We certainly could do that. But the fact remains that if African American children continue to be less likely to learn to read and write and do math than White children, and less likely to graduate from high school, then this will contribute to other unequal outcomes down the road. Education is not a cure-all for labor market discrimination, and educational disparities don’t fully account for the Black-White earnings gap. But they partially account for that gap while also leaving people less able to organize politically, protect themselves from financial scams and otherwise navigate the modern world. Stigmatizing the use of test scores and grades to measure learning undermines policymakers’ ability to make the case for reforms to promote equity — from providing air conditioning in schools to combating racially biased low expectations among teachers...

I disagree with most of this piece (Yglesias is much too soft on his fellow leftists), but he's got a point about the toxicity of Ibram X. Kendi, which is something I'm dealing with at my college, and which Tucker Carlson has been hammering in recent segments as "the most destructive ideology" of our lifetimes. 

It's bad. Very bad. And as hard as it is, I sure hope more and more parents yank their kids out of public schools. That will help, but then there's the universities families have to consider. Professor William Jacobson created a new website to track racial indoctrination on campuses all across the country, and with luck, the word will get out, and spread farther, and more and more families will vote with their dollars, and they'll ultimately abandon all the "woke" education B.S., turning instead, one hopes, to decent, family-values oriented educational institutions. 

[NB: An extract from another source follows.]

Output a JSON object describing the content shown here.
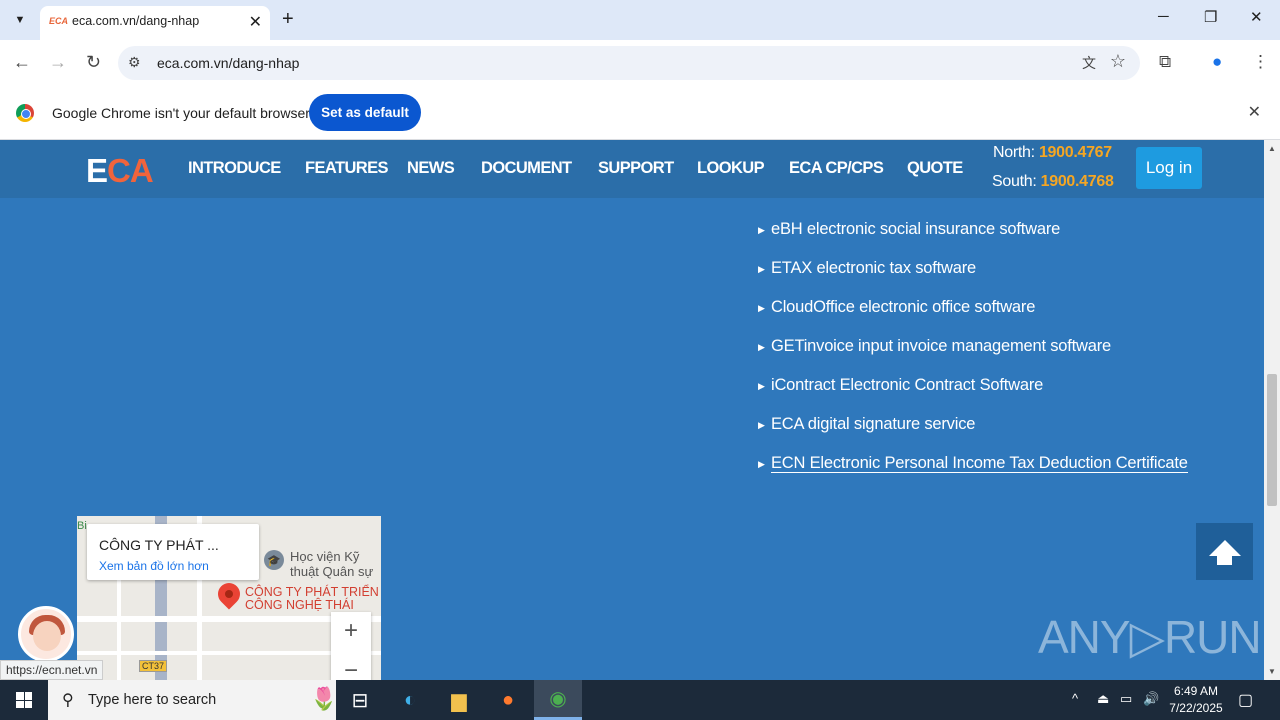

Again, this is not easy to do, especially for families who're not wealthy, but if enough families indeed choose alternative educational paths for their kids, sooner or later the "woke" totalitarians will get what's coming to them --- ultimate repudiation and banishment from polite society.